Millions around the world felt SAD, oh so sad, at the news that that unforgettable London icon, Mandarin Oriental London, caught fire on Wednesday, June 6th, 2018. Thanks to social media the headline news reached the furthest corners of the globe within seconds. Soon it was known that London Fire Brigade had sent 20 fire engines and 120 firefighters to tackle the blaze, and there were fortunately no casualties. One tiny blessing was that the alarm was raised at 4pm, always the quietest time at any hotel, and there were only 36 guests on the premises. They, and 250 staff members, were all safely evacuated.
Robbie Williams and his wife, Ayda Field, were among those guests – a bellboy knocked at their suite door and said ‘get out’. Hotels around rushed to help, bringing out the camaraderie in this industry, the heart of hospitality. Presumably HRH Princess Anne, due to dine officially in the hotel a few hours later, stayed home and rustled up the cauliflower cheese that is said to be one of her favourites. Presumably hotel GM Gérard Sintès (above) and his inner team, which includes one of the world’s great inhouse communicators, Sarah Cairns, went into immediate crisis mode (it is telling that they had time and inclination, early the following morning, to thank the fire brigade and police).

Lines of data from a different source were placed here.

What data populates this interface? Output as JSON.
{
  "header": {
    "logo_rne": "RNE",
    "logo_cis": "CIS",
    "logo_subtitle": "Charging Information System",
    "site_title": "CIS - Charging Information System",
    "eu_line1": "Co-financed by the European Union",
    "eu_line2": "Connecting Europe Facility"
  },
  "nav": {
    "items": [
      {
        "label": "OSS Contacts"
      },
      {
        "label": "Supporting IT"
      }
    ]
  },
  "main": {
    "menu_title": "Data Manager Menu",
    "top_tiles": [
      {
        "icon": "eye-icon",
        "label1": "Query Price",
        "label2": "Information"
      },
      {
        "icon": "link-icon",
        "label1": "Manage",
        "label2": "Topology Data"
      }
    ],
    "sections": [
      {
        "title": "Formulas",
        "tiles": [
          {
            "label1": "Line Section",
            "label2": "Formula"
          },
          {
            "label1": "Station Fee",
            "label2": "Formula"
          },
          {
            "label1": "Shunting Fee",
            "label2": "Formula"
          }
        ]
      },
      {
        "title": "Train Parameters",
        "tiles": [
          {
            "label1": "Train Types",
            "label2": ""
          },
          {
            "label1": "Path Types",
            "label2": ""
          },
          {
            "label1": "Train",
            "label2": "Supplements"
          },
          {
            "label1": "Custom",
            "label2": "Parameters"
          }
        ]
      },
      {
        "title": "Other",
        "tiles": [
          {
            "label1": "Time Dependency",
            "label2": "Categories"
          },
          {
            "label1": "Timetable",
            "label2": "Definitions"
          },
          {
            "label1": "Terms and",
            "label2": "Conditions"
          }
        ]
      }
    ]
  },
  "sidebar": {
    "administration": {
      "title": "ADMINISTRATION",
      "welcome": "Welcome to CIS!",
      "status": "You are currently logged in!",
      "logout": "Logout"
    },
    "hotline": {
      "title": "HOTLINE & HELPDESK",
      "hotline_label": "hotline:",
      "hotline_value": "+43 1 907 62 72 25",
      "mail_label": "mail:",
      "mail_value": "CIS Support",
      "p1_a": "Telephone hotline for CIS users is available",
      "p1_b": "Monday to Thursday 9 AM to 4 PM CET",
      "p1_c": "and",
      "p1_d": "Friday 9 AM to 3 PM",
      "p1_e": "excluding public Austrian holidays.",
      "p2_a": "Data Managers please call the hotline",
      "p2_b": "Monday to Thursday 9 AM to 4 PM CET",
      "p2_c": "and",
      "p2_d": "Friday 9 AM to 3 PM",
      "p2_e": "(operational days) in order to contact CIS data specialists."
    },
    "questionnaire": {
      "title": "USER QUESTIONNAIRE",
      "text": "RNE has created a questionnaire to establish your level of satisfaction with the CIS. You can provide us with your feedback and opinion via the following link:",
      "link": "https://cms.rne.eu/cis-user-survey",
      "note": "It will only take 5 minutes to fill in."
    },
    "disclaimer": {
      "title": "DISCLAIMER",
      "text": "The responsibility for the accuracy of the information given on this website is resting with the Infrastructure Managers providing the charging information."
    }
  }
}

The irony is that only a few days before, the 200-room hotel, built in 1890 as chambers for gentlemen, had completed its meticulously planned 18-month renovation which is reputed to have cost £85 million. I saw some of the new-look rooms, and adored the way designer Joyce Wang had introduced leaf patterns on ceilings, and other reminders that this is London’s only town and country hotel. One side opens to Knightsbridge, the other to Hyde Park. Breakfast in the hotel’s confusingly-named DINNER by Heston Blumenthal is one of my unforgettable memories, looking out at Hyde Park and watching the Household Cavalry riding by for their daily morning practice.
But other memories include the ribeye and salad at my last visit to the hotel’s other main restaurant, Bar Boulud, and hearing of Gérard Sintès’ design plans as we took afternoon tea in the Rosebery Room, and working out in the gym that is overseen by trainer Ruben Tabares, and much more. Sarah Cairns said long ago that Sintès is a fantastic manager and nothing fazes him. This will be the ultimate test of that quality. The insurance people are undoubtedly working round the clock, and Mandarin Oriental head office is thinking back to 1996 when they paid £86 million for the hotel: whoever could have envisaged such an event? NO-one deserves this. From the other side of the world I send my thoughts and support to this great hotel and al its people.